### BRIEF
Look through the entries below and say how many lines contain the string "Attacking". Give the number only.

++++ INFORMATION SHOWN ++++

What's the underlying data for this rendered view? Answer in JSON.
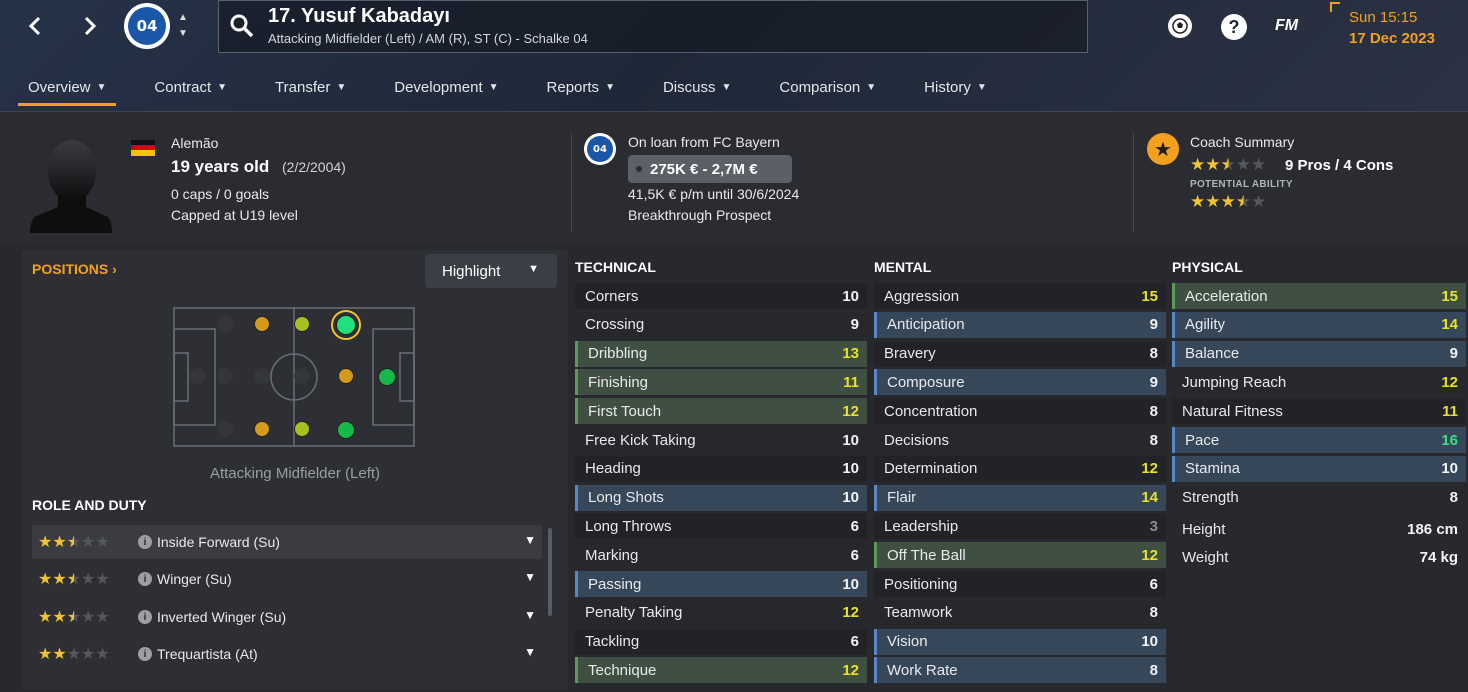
{
  "header": {
    "player_title": "17. Yusuf Kabadayı",
    "player_subtitle": "Attacking Midfielder (Left) / AM (R), ST (C) - Schalke 04",
    "club_badge_text": "04",
    "time": "Sun 15:15",
    "date": "17 Dec 2023",
    "fm_label": "FM",
    "accent_color": "#f3a01f"
  },
  "tabs": [
    {
      "label": "Overview",
      "active": true
    },
    {
      "label": "Contract"
    },
    {
      "label": "Transfer"
    },
    {
      "label": "Development"
    },
    {
      "label": "Reports"
    },
    {
      "label": "Discuss"
    },
    {
      "label": "Comparison"
    },
    {
      "label": "History"
    }
  ],
  "info": {
    "nationality": "Alemão",
    "age": "19 years old",
    "dob": "(2/2/2004)",
    "caps": "0 caps / 0 goals",
    "capped_level": "Capped at U19 level",
    "loan_text": "On loan from FC Bayern",
    "value_range": "275K € - 2,7M €",
    "wage": "41,5K € p/m until 30/6/2024",
    "status": "Breakthrough Prospect",
    "coach_title": "Coach Summary",
    "pros_cons": "9 Pros / 4 Cons",
    "potential_label": "POTENTIAL ABILITY",
    "current_ability_stars": 2.5,
    "potential_ability_stars": 3.5
  },
  "positions": {
    "title": "POSITIONS",
    "highlight_label": "Highlight",
    "position_label": "Attacking Midfielder (Left)"
  },
  "role_duty": {
    "title": "ROLE AND DUTY",
    "items": [
      {
        "label": "Inside Forward (Su)",
        "stars": 2.5
      },
      {
        "label": "Winger (Su)",
        "stars": 2.5
      },
      {
        "label": "Inverted Winger (Su)",
        "stars": 2.5
      },
      {
        "label": "Trequartista (At)",
        "stars": 2
      }
    ]
  },
  "technical": {
    "title": "TECHNICAL",
    "rows": [
      {
        "name": "Corners",
        "value": "10",
        "hl": "",
        "color": "white"
      },
      {
        "name": "Crossing",
        "value": "9",
        "hl": "",
        "color": "white"
      },
      {
        "name": "Dribbling",
        "value": "13",
        "hl": "green",
        "color": "yellow"
      },
      {
        "name": "Finishing",
        "value": "11",
        "hl": "green",
        "color": "yellow"
      },
      {
        "name": "First Touch",
        "value": "12",
        "hl": "green",
        "color": "yellow"
      },
      {
        "name": "Free Kick Taking",
        "value": "10",
        "hl": "",
        "color": "white"
      },
      {
        "name": "Heading",
        "value": "10",
        "hl": "",
        "color": "white"
      },
      {
        "name": "Long Shots",
        "value": "10",
        "hl": "blue",
        "color": "white"
      },
      {
        "name": "Long Throws",
        "value": "6",
        "hl": "",
        "color": "white"
      },
      {
        "name": "Marking",
        "value": "6",
        "hl": "",
        "color": "white"
      },
      {
        "name": "Passing",
        "value": "10",
        "hl": "blue",
        "color": "white"
      },
      {
        "name": "Penalty Taking",
        "value": "12",
        "hl": "",
        "color": "yellow"
      },
      {
        "name": "Tackling",
        "value": "6",
        "hl": "",
        "color": "white"
      },
      {
        "name": "Technique",
        "value": "12",
        "hl": "green",
        "color": "yellow"
      }
    ]
  },
  "mental": {
    "title": "MENTAL",
    "rows": [
      {
        "name": "Aggression",
        "value": "15",
        "hl": "",
        "color": "yellow"
      },
      {
        "name": "Anticipation",
        "value": "9",
        "hl": "blue",
        "color": "white"
      },
      {
        "name": "Bravery",
        "value": "8",
        "hl": "",
        "color": "white"
      },
      {
        "name": "Composure",
        "value": "9",
        "hl": "blue",
        "color": "white"
      },
      {
        "name": "Concentration",
        "value": "8",
        "hl": "",
        "color": "white"
      },
      {
        "name": "Decisions",
        "value": "8",
        "hl": "",
        "color": "white"
      },
      {
        "name": "Determination",
        "value": "12",
        "hl": "",
        "color": "yellow"
      },
      {
        "name": "Flair",
        "value": "14",
        "hl": "blue",
        "color": "yellow"
      },
      {
        "name": "Leadership",
        "value": "3",
        "hl": "",
        "color": "grey"
      },
      {
        "name": "Off The Ball",
        "value": "12",
        "hl": "green",
        "color": "yellow"
      },
      {
        "name": "Positioning",
        "value": "6",
        "hl": "",
        "color": "white"
      },
      {
        "name": "Teamwork",
        "value": "8",
        "hl": "",
        "color": "white"
      },
      {
        "name": "Vision",
        "value": "10",
        "hl": "blue",
        "color": "white"
      },
      {
        "name": "Work Rate",
        "value": "8",
        "hl": "blue",
        "color": "white"
      }
    ]
  },
  "physical": {
    "title": "PHYSICAL",
    "rows": [
      {
        "name": "Acceleration",
        "value": "15",
        "hl": "green",
        "color": "yellow"
      },
      {
        "name": "Agility",
        "value": "14",
        "hl": "blue",
        "color": "yellow"
      },
      {
        "name": "Balance",
        "value": "9",
        "hl": "blue",
        "color": "white"
      },
      {
        "name": "Jumping Reach",
        "value": "12",
        "hl": "",
        "color": "yellow"
      },
      {
        "name": "Natural Fitness",
        "value": "11",
        "hl": "",
        "color": "yellow"
      },
      {
        "name": "Pace",
        "value": "16",
        "hl": "blue",
        "color": "green"
      },
      {
        "name": "Stamina",
        "value": "10",
        "hl": "blue",
        "color": "white"
      },
      {
        "name": "Strength",
        "value": "8",
        "hl": "",
        "color": "white"
      }
    ],
    "height_label": "Height",
    "height_value": "186 cm",
    "weight_label": "Weight",
    "weight_value": "74 kg"
  }
}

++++

### WRITTEN SOLUTION
2